> Work instruction: Set down the data that follows again, exactly as written.

** Records shown follows **

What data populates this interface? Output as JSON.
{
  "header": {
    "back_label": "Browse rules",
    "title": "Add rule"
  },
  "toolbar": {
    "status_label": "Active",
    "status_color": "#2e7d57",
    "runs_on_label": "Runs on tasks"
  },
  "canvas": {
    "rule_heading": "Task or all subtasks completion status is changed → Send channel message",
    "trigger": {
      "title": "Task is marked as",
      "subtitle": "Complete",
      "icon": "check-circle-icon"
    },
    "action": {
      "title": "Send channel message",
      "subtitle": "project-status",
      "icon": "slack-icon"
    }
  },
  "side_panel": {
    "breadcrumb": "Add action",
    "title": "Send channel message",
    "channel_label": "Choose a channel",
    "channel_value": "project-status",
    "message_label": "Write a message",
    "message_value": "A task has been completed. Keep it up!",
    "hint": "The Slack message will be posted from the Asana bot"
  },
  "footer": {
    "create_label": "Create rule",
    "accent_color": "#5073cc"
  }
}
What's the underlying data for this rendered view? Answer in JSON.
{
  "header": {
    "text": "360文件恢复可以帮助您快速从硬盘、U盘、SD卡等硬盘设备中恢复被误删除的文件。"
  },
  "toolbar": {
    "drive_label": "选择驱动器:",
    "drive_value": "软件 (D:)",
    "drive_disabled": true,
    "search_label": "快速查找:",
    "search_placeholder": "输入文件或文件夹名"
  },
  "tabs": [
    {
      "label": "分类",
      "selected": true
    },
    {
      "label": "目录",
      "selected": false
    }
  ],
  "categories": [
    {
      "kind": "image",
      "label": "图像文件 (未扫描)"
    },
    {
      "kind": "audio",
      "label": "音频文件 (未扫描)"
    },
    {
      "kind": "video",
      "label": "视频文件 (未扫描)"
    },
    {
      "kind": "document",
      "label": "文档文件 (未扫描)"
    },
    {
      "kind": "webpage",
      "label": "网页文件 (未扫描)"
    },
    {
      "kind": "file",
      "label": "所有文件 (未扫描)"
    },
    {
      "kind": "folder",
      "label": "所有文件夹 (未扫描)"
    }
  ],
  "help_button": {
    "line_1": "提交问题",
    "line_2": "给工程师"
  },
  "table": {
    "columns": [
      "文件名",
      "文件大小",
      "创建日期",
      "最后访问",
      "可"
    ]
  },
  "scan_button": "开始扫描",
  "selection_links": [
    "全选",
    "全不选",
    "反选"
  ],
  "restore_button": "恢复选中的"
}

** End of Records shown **

> Answer box:
What data populates this interface? Output as JSON.
{
  "header": {
    "back_label": "Browse rules",
    "title": "Add rule"
  },
  "toolbar": {
    "status_label": "Active",
    "status_color": "#2e7d57",
    "runs_on_label": "Runs on tasks"
  },
  "canvas": {
    "rule_heading": "Task or all subtasks completion status is changed → Send channel message",
    "trigger": {
      "title": "Task is marked as",
      "subtitle": "Complete",
      "icon": "check-circle-icon"
    },
    "action": {
      "title": "Send channel message",
      "subtitle": "project-status",
      "icon": "slack-icon"
    }
  },
  "side_panel": {
    "breadcrumb": "Add action",
    "title": "Send channel message",
    "channel_label": "Choose a channel",
    "channel_value": "project-status",
    "message_label": "Write a message",
    "message_value": "A task has been completed. Keep it up!",
    "hint": "The Slack message will be posted from the Asana bot"
  },
  "footer": {
    "create_label": "Create rule",
    "accent_color": "#5073cc"
  }
}
What's the underlying data for this rendered view? Answer in JSON.
{
  "header": {
    "text": "360文件恢复可以帮助您快速从硬盘、U盘、SD卡等硬盘设备中恢复被误删除的文件。"
  },
  "toolbar": {
    "drive_label": "选择驱动器:",
    "drive_value": "软件 (D:)",
    "drive_disabled": true,
    "search_label": "快速查找:",
    "search_placeholder": "输入文件或文件夹名"
  },
  "tabs": [
    {
      "label": "分类",
      "selected": true
    },
    {
      "label": "目录",
      "selected": false
    }
  ],
  "categories": [
    {
      "kind": "image",
      "label": "图像文件 (未扫描)"
    },
    {
      "kind": "audio",
      "label": "音频文件 (未扫描)"
    },
    {
      "kind": "video",
      "label": "视频文件 (未扫描)"
    },
    {
      "kind": "document",
      "label": "文档文件 (未扫描)"
    },
    {
      "kind": "webpage",
      "label": "网页文件 (未扫描)"
    },
    {
      "kind": "file",
      "label": "所有文件 (未扫描)"
    },
    {
      "kind": "folder",
      "label": "所有文件夹 (未扫描)"
    }
  ],
  "help_button": {
    "line_1": "提交问题",
    "line_2": "给工程师"
  },
  "table": {
    "columns": [
      "文件名",
      "文件大小",
      "创建日期",
      "最后访问",
      "可"
    ]
  },
  "scan_button": "开始扫描",
  "selection_links": [
    "全选",
    "全不选",
    "反选"
  ],
  "restore_button": "恢复选中的"
}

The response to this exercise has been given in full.